EXERCISE » Search the listing below for the word "JSON" and copy each line that holds it.

• • • • •

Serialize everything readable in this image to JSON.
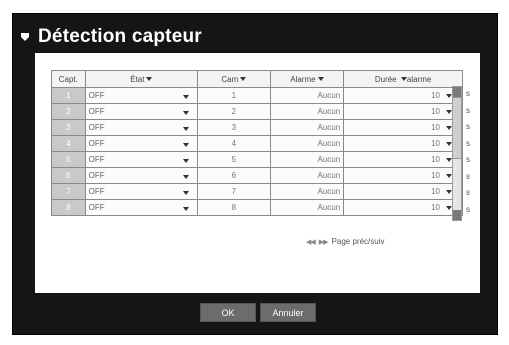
{
  "window": {
    "title": "Détection capteur",
    "title_icon": "shield-icon"
  },
  "table": {
    "headers": {
      "capt": "Capt.",
      "etat": "État",
      "cam": "Cam",
      "alarme": "Alarme",
      "duree": "Durée",
      "duree_suffix": "alarme"
    },
    "rows": [
      {
        "capt": "1",
        "etat": "OFF",
        "cam": "1",
        "alarme": "Aucun",
        "duree": "10"
      },
      {
        "capt": "2",
        "etat": "OFF",
        "cam": "2",
        "alarme": "Aucun",
        "duree": "10"
      },
      {
        "capt": "3",
        "etat": "OFF",
        "cam": "3",
        "alarme": "Aucun",
        "duree": "10"
      },
      {
        "capt": "4",
        "etat": "OFF",
        "cam": "4",
        "alarme": "Aucun",
        "duree": "10"
      },
      {
        "capt": "5",
        "etat": "OFF",
        "cam": "5",
        "alarme": "Aucun",
        "duree": "10"
      },
      {
        "capt": "6",
        "etat": "OFF",
        "cam": "6",
        "alarme": "Aucun",
        "duree": "10"
      },
      {
        "capt": "7",
        "etat": "OFF",
        "cam": "7",
        "alarme": "Aucun",
        "duree": "10"
      },
      {
        "capt": "8",
        "etat": "OFF",
        "cam": "8",
        "alarme": "Aucun",
        "duree": "10"
      }
    ],
    "unit": "s"
  },
  "pager": {
    "label": "Page préc/suiv"
  },
  "buttons": {
    "ok": "OK",
    "cancel": "Annuler"
  }
}
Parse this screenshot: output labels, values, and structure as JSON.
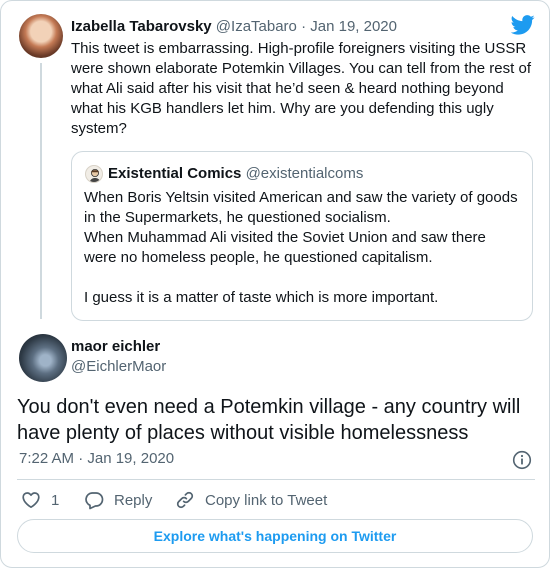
{
  "parent_tweet": {
    "author_name": "Izabella Tabarovsky",
    "author_handle": "@IzaTabaro",
    "separator": "·",
    "date": "Jan 19, 2020",
    "text": "This tweet is embarrassing. High-profile foreigners visiting the USSR\nwere shown elaborate Potemkin Villages. You can tell from the rest of\nwhat Ali said after his visit that he’d seen & heard nothing beyond\nwhat his KGB handlers let him. Why are you defending this ugly\nsystem?"
  },
  "quoted_tweet": {
    "author_name": "Existential Comics",
    "author_handle": "@existentialcoms",
    "text": "When Boris Yeltsin visited American and saw the variety of goods\nin the Supermarkets, he questioned socialism.\nWhen Muhammad Ali visited the Soviet Union and saw there\nwere no homeless people, he questioned capitalism.\n\nI guess it is a matter of taste which is more important."
  },
  "reply_tweet": {
    "author_name": "maor eichler",
    "author_handle": "@EichlerMaor",
    "text": "You don't even need a Potemkin village - any country will have plenty of places without visible homelessness",
    "timestamp": "7:22 AM · Jan 19, 2020"
  },
  "actions": {
    "like_count": "1",
    "reply_label": "Reply",
    "copy_link_label": "Copy link to Tweet"
  },
  "explore_label": "Explore what's happening on Twitter",
  "colors": {
    "accent": "#1d9bf0",
    "muted_text": "#536471",
    "border": "#cfd9de"
  }
}
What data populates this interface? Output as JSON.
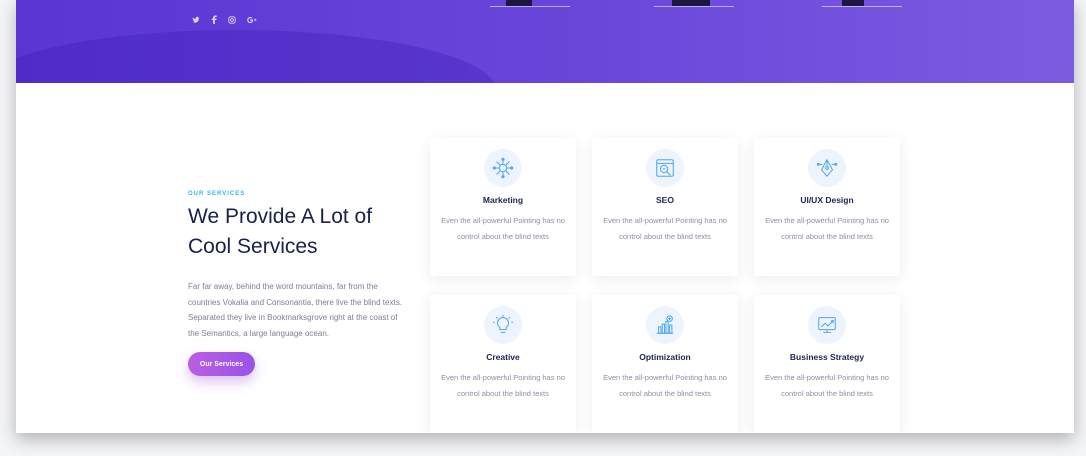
{
  "social": [
    "twitter-icon",
    "facebook-icon",
    "instagram-icon",
    "google-plus-icon"
  ],
  "services": {
    "eyebrow": "OUR SERVICES",
    "headline": "We Provide A Lot of Cool Services",
    "description": "Far far away, behind the word mountains, far from the countries Vokalia and Consonantia, there live the blind texts. Separated they live in Bookmarksgrove right at the coast of the Semantics, a large language ocean.",
    "cta_label": "Our Services",
    "cards": [
      {
        "title": "Marketing",
        "text": "Even the all-powerful Pointing has no control about the blind texts",
        "icon": "marketing-icon"
      },
      {
        "title": "SEO",
        "text": "Even the all-powerful Pointing has no control about the blind texts",
        "icon": "seo-icon"
      },
      {
        "title": "UI/UX Design",
        "text": "Even the all-powerful Pointing has no control about the blind texts",
        "icon": "design-icon"
      },
      {
        "title": "Creative",
        "text": "Even the all-powerful Pointing has no control about the blind texts",
        "icon": "lightbulb-icon"
      },
      {
        "title": "Optimization",
        "text": "Even the all-powerful Pointing has no control about the blind texts",
        "icon": "chart-icon"
      },
      {
        "title": "Business Strategy",
        "text": "Even the all-powerful Pointing has no control about the blind texts",
        "icon": "strategy-icon"
      }
    ]
  },
  "colors": {
    "hero_start": "#5a35d2",
    "hero_end": "#7b5ce0",
    "accent_blue": "#35b7f0",
    "cta_purple": "#b95ee4",
    "heading": "#17214a"
  }
}
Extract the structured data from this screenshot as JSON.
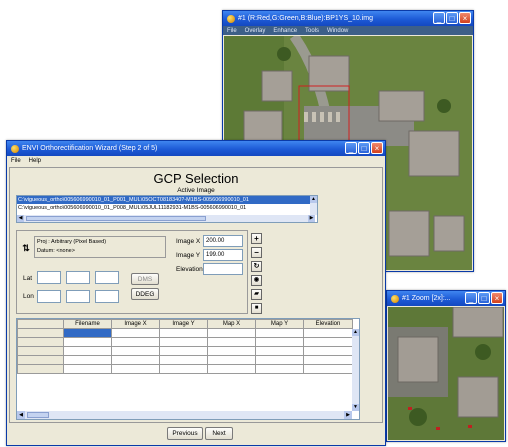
{
  "top_window": {
    "title": "#1 (R:Red,G:Green,B:Blue):BP1YS_10.img",
    "menu": [
      "File",
      "Overlay",
      "Enhance",
      "Tools",
      "Window"
    ]
  },
  "zoom_window": {
    "title": "#1 Zoom [2x]:..."
  },
  "wizard": {
    "title": "ENVI Orthorectification Wizard (Step 2 of 5)",
    "menu": [
      "File",
      "Help"
    ],
    "heading": "GCP Selection",
    "active_image_label": "Active Image",
    "image_list": [
      "C:\\vigueous_ortho\\005606990010_01_P001_MUL\\05OCT0818340?-M1BS-005606990010_01",
      "C:\\vigueous_ortho\\005606990010_01_P008_MUL\\05JUL11182931-M1BS-005606990010_01"
    ],
    "proj_label": "Proj : Arbitrary (Pixel Based)",
    "datum_label": "Datum: <none>",
    "image_x_label": "Image X",
    "image_x_value": "200.00",
    "image_y_label": "Image Y",
    "image_y_value": "199.00",
    "elevation_label": "Elevation",
    "lat_label": "Lat",
    "lon_label": "Lon",
    "dms_label": "DMS",
    "ddeg_label": "DDEG",
    "table_headers": [
      "Filename",
      "Image X",
      "Image Y",
      "Map X",
      "Map Y",
      "Elevation"
    ],
    "previous_label": "Previous",
    "next_label": "Next"
  },
  "icons": [
    "swap-arrows-icon",
    "plus-icon",
    "minus-icon",
    "refresh-icon",
    "eye-icon",
    "open-folder-icon",
    "save-icon"
  ]
}
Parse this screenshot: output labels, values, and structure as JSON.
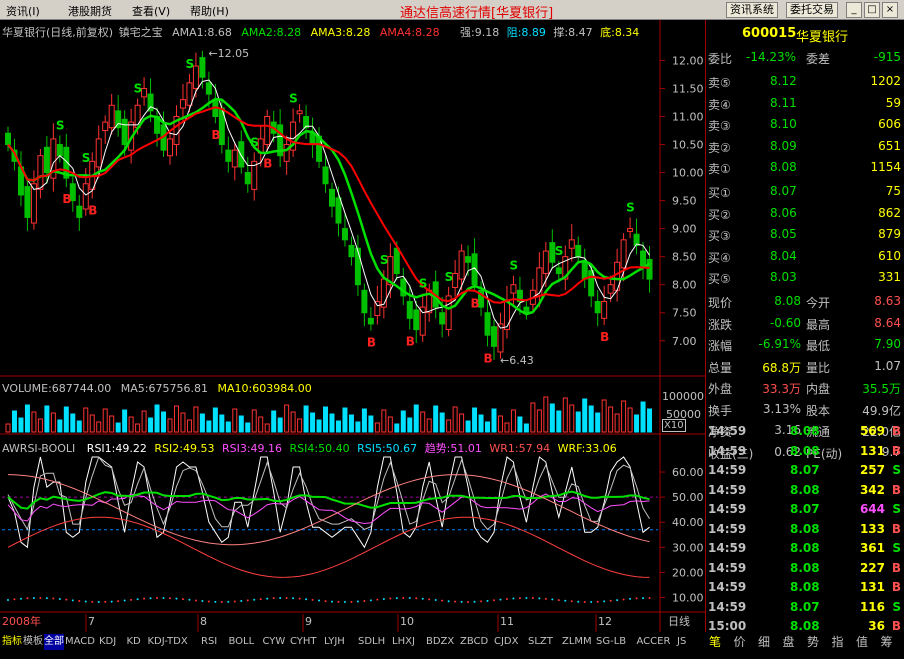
{
  "menu": {
    "items": [
      "资讯(I)",
      "港股期货",
      "查看(V)",
      "帮助(H)"
    ],
    "title": "通达信高速行情[华夏银行]",
    "buttons": [
      "资讯系统",
      "委托交易"
    ]
  },
  "window_controls": {
    "minimize": "_",
    "maximize": "□",
    "close": "×"
  },
  "main_info": {
    "label": "华夏银行(日线,前复权)",
    "indicator": "镇宅之宝",
    "ama1": "AMA1:8.68",
    "ama2": "AMA2:8.28",
    "ama3": "AMA3:8.28",
    "ama4": "AMA4:8.28",
    "strong": "强:9.18",
    "resist": "阻:8.89",
    "support": "撑:8.47",
    "bottom": "底:8.34"
  },
  "volume_info": {
    "volume": "VOLUME:687744.00",
    "ma5": "MA5:675756.81",
    "ma10": "MA10:603984.00",
    "x10": "X10"
  },
  "rsi_info": {
    "name": "AWRSI-BOOLI",
    "rsi1": "RSI1:49.22",
    "rsi2": "RSI2:49.53",
    "rsi3": "RSI3:49.16",
    "rsi4": "RSI4:50.40",
    "rsi5": "RSI5:50.67",
    "trend": "趋势:51.01",
    "wr1": "WR1:57.94",
    "wrf": "WRF:33.06"
  },
  "chart_data": {
    "type": "candlestick",
    "price_ticks": [
      "12.00",
      "11.50",
      "11.00",
      "10.50",
      "10.00",
      "9.50",
      "9.00",
      "8.50",
      "8.00",
      "7.50",
      "7.00"
    ],
    "high_marker": "12.05",
    "low_marker": "6.43",
    "volume_ticks": [
      "100000",
      "50000"
    ],
    "rsi_ticks": [
      "60.00",
      "50.00",
      "40.00",
      "30.00",
      "20.00",
      "10.00"
    ],
    "x_labels": [
      "2008年",
      "7",
      "8",
      "9",
      "10",
      "11",
      "12",
      "日线"
    ],
    "closes": [
      10.5,
      10.2,
      9.6,
      9.2,
      9.8,
      10.3,
      10.0,
      10.6,
      10.3,
      9.9,
      9.5,
      9.2,
      9.8,
      10.2,
      10.6,
      10.9,
      11.2,
      10.8,
      10.5,
      10.9,
      11.2,
      11.5,
      11.1,
      10.7,
      10.4,
      10.6,
      11.0,
      11.3,
      11.6,
      11.9,
      11.7,
      11.4,
      11.0,
      10.5,
      10.2,
      10.4,
      10.1,
      9.8,
      10.2,
      10.6,
      11.0,
      10.7,
      10.3,
      10.5,
      10.9,
      11.1,
      10.8,
      10.5,
      10.2,
      9.8,
      9.4,
      9.1,
      8.8,
      8.5,
      8.0,
      7.5,
      7.3,
      7.7,
      8.1,
      8.5,
      8.2,
      7.8,
      7.4,
      7.2,
      7.6,
      7.9,
      7.6,
      7.3,
      7.8,
      8.2,
      8.6,
      8.4,
      8.0,
      7.6,
      7.1,
      6.9,
      7.3,
      7.7,
      8.0,
      7.7,
      7.5,
      7.9,
      8.3,
      8.6,
      8.4,
      8.2,
      8.5,
      8.8,
      8.5,
      8.1,
      7.8,
      7.5,
      7.7,
      8.0,
      8.4,
      8.8,
      9.0,
      8.7,
      8.3,
      8.1
    ]
  },
  "quote": {
    "code": "600015",
    "name": "华夏银行",
    "wb_label": "委比",
    "wb": "-14.23%",
    "wc_label": "委差",
    "wc": "-915",
    "sells": [
      {
        "l": "卖⑤",
        "p": "8.12",
        "v": "1202"
      },
      {
        "l": "卖④",
        "p": "8.11",
        "v": "59"
      },
      {
        "l": "卖③",
        "p": "8.10",
        "v": "606"
      },
      {
        "l": "卖②",
        "p": "8.09",
        "v": "651"
      },
      {
        "l": "卖①",
        "p": "8.08",
        "v": "1154"
      }
    ],
    "buys": [
      {
        "l": "买①",
        "p": "8.07",
        "v": "75"
      },
      {
        "l": "买②",
        "p": "8.06",
        "v": "862"
      },
      {
        "l": "买③",
        "p": "8.05",
        "v": "879"
      },
      {
        "l": "买④",
        "p": "8.04",
        "v": "610"
      },
      {
        "l": "买⑤",
        "p": "8.03",
        "v": "331"
      }
    ],
    "stats": [
      {
        "l1": "现价",
        "v1": "8.08",
        "l2": "今开",
        "v2": "8.63"
      },
      {
        "l1": "涨跌",
        "v1": "-0.60",
        "l2": "最高",
        "v2": "8.64"
      },
      {
        "l1": "涨幅",
        "v1": "-6.91%",
        "l2": "最低",
        "v2": "7.90"
      },
      {
        "l1": "总量",
        "v1": "68.8万",
        "l2": "量比",
        "v2": "1.07"
      },
      {
        "l1": "外盘",
        "v1": "33.3万",
        "l2": "内盘",
        "v2": "35.5万"
      },
      {
        "l1": "换手",
        "v1": "3.13%",
        "l2": "股本",
        "v2": "49.9亿"
      },
      {
        "l1": "净资",
        "v1": "3.16",
        "l2": "流通",
        "v2": "22.0亿"
      },
      {
        "l1": "收益(三)",
        "v1": "0.62",
        "l2": "PE(动)",
        "v2": "9.7"
      }
    ],
    "ticks": [
      {
        "t": "14:59",
        "p": "8.08",
        "v": "569",
        "s": "B"
      },
      {
        "t": "14:59",
        "p": "8.08",
        "v": "131",
        "s": "B"
      },
      {
        "t": "14:59",
        "p": "8.07",
        "v": "257",
        "s": "S"
      },
      {
        "t": "14:59",
        "p": "8.08",
        "v": "342",
        "s": "B"
      },
      {
        "t": "14:59",
        "p": "8.07",
        "v": "644",
        "s": "S"
      },
      {
        "t": "14:59",
        "p": "8.08",
        "v": "133",
        "s": "B"
      },
      {
        "t": "14:59",
        "p": "8.08",
        "v": "361",
        "s": "S"
      },
      {
        "t": "14:59",
        "p": "8.08",
        "v": "227",
        "s": "B"
      },
      {
        "t": "14:59",
        "p": "8.08",
        "v": "131",
        "s": "B"
      },
      {
        "t": "14:59",
        "p": "8.07",
        "v": "116",
        "s": "S"
      },
      {
        "t": "15:00",
        "p": "8.08",
        "v": "36",
        "s": "B"
      }
    ]
  },
  "bottom_tabs": [
    "指标",
    "模板",
    "全部",
    "MACD",
    "KDJ",
    "KD",
    "KDJ-TDX",
    "RSI",
    "BOLL",
    "CYW",
    "CYHT",
    "LYJH",
    "SDLH",
    "LHXJ",
    "BDZX",
    "ZBCD",
    "CJDX",
    "SLZT",
    "ZLMM",
    "SG-LB",
    "ACCER",
    "JS"
  ],
  "right_tabs": [
    "笔",
    "价",
    "细",
    "盘",
    "势",
    "指",
    "值",
    "筹"
  ],
  "colors": {
    "up": "#ff3232",
    "down": "#00c000",
    "ama1": "#00e000",
    "ama2": "#ff0000",
    "ama3": "#ffff00",
    "text_red": "#ff5050",
    "text_green": "#00e000"
  }
}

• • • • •

SOLUTION TO THIS TASK »
Serialize everything readable in this image to JSON.
Parse this screenshot: output labels, values, and structure as JSON.
What data populates this interface? Output as JSON.
Extract the structured data from this screenshot as JSON.
Parse this screenshot: output labels, values, and structure as JSON.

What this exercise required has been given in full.